Message from the President
Ever since becoming president and CEO at the Council, I’ve shared with anyone who would listen , how honored and excited I was to preside over this great organization during the greatest growth of philanthropy in world history.
Never did I realize that I’d also preside over its greatest evaporation of resources as a result of the economic crisis of 2008. Today, most foundations have witnessed a 30 to 45 percent loss in value—or an estimated $280 billion over the past year.
In surveying our own communities, we see the painful realities of a dramatic increase in need coupled with a dramatic decrease in resources.
Gara LaMarche, president and CEO of the Atlantic Philanthropies, succinctly captured the environment when he recently spoke to members of the Grantmakers for Children, Youth and Families:
Virtually every foundation endowment stands at considerably less value today than it did only a few weeks ago. And assuming our institutions meet the commitments they have previously made, which most will, there will be dramatically less new money to give out in the next few years, at least.
Corporate philanthropy will be dramatically reduced
Government revenues and social spending will continue to shrink … [and] this will have a sharp effect on the funding and programs of non-profit organizations.
And in what kind of social climate? One in which human needs—unemployment, greater health problems, even fewer covered by insurance, hunger, homelessness, crime, and violence—grow ever more acute.
What we are facing, then, is a kind of perfect storm.
How Should Philanthropy Respond?
This is a leadership moment for all of us who are part of this noble sector called philanthropy. Quite simply, as this sector has grown in size it must also grow in service.
Recently, my board chair, Ralph Smith, of the Annie E. Casey Foundation, and I issued an Open Letter to the Field. In it, we encouraged each philanthropic organization to carefully reflect how it could best play a constructive role in this economic crisis.
Specifically, our letter recommended that we:
- Reach out to the nonprofit sector, especially those we currently support – recognizing that the nonprofit sector will bear the brunt of shrinking resources and growing need.
- Play an active and visible role in helping communities and regions identify the scope and extent of the challenges they face – and in finding solutions that make sense.
- Pay special attention to those situations where the loss of philanthropic resources could be the unintended consequence of mergers, consolidations, or government intervention resulting from this economic crisis.
But we are not just asking the field to do more. The Council on Foundations is taking several major steps to ensure you have the information, tools, and resources you need to tackle the key issues that confront our sector.
We are beginning with the launch of this e-journal, Thought > Action > Impact. Through this journal, we will give voice to some of the most influential leaders from the public, private, and nonprofit sectors on topics that matter most to you. We aim to give you views from a variety of perspectives, as well as practical advice you can adapt to your own organization.
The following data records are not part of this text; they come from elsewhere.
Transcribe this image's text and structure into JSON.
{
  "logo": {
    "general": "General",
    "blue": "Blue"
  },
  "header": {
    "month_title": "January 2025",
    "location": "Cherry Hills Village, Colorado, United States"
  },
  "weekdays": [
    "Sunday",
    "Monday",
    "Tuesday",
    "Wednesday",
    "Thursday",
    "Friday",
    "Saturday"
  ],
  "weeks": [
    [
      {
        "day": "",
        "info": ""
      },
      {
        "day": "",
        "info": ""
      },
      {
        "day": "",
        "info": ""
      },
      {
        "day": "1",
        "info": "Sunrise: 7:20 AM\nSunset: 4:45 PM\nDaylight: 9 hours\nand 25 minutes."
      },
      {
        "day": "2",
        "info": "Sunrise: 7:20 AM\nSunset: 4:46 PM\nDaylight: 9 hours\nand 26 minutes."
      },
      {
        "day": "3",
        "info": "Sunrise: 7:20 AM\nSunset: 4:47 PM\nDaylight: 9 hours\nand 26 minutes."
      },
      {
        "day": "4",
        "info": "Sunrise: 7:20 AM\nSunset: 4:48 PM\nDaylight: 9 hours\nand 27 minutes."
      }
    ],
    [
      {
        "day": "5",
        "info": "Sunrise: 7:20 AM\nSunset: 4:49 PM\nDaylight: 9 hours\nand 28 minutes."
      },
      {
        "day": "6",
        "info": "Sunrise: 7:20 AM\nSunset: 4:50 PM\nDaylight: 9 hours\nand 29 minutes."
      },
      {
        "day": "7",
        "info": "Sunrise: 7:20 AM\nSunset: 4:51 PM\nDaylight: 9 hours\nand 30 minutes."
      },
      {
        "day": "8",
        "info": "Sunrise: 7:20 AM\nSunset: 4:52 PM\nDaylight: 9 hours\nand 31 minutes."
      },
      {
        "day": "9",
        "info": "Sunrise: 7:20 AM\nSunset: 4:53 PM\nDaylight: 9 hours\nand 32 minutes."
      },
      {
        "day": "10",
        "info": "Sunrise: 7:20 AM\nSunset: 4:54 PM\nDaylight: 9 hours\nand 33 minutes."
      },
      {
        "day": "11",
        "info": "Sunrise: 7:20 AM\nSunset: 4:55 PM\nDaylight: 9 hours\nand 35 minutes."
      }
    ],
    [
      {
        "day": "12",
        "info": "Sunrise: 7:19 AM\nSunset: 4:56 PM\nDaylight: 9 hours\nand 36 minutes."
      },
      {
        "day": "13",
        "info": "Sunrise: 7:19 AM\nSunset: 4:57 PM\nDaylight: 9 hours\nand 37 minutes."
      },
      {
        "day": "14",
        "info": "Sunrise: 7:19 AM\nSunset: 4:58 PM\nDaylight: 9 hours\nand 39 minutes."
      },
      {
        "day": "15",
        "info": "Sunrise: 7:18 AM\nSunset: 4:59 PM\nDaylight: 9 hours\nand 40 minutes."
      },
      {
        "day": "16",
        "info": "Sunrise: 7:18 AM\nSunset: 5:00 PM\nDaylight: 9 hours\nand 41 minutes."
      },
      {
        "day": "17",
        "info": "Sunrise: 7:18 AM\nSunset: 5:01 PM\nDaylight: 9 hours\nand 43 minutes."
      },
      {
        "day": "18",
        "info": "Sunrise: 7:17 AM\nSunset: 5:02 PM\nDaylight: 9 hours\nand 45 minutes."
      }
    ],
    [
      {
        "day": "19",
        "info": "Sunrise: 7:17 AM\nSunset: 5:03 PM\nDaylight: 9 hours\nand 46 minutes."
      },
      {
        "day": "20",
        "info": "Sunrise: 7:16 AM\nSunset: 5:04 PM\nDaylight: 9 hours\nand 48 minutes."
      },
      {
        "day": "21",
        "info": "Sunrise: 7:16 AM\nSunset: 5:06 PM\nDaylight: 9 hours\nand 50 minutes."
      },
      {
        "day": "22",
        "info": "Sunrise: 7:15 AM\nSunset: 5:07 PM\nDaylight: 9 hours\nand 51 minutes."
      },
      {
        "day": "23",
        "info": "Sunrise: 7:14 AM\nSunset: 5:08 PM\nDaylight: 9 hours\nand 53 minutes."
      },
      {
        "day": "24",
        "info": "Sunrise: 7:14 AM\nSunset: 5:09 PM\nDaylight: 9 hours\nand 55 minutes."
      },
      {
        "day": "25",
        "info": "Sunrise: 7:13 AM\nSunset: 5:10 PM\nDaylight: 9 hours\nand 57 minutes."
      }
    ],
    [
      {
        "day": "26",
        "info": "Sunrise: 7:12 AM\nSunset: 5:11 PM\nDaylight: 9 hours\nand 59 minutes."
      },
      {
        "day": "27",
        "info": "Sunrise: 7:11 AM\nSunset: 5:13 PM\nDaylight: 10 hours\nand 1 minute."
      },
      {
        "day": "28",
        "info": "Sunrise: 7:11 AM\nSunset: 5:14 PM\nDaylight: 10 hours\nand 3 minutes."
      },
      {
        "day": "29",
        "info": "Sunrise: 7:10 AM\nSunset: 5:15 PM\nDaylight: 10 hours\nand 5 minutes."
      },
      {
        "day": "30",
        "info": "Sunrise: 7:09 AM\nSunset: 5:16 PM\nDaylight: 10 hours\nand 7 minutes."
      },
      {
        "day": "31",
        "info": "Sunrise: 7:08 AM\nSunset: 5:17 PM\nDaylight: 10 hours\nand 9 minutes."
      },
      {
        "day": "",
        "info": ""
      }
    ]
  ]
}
We are also introducing Economic Xchange, a central platform for sharing tools and resources to help colleagues weather the current economic crisis. The Council has reached out broadly throughout the sector, to colleague organizations, members and others to identify questions, information, events and resources that foundations may find useful. We will continue to add to this platform – but more importantly, invite you to contribute your comments, documents and ideas.
In the end, if we can draw on this economic crisis to fundamentally raise the vision of our work, we will create a more strategic and effective philanthropic sector.
This is a challenging moment in American and world history. This is not the ride we envisioned. But it is the journey we must take.
The question before us is whether we’ll use this time to just survive, or to commit to real progress in ways we never before imagined.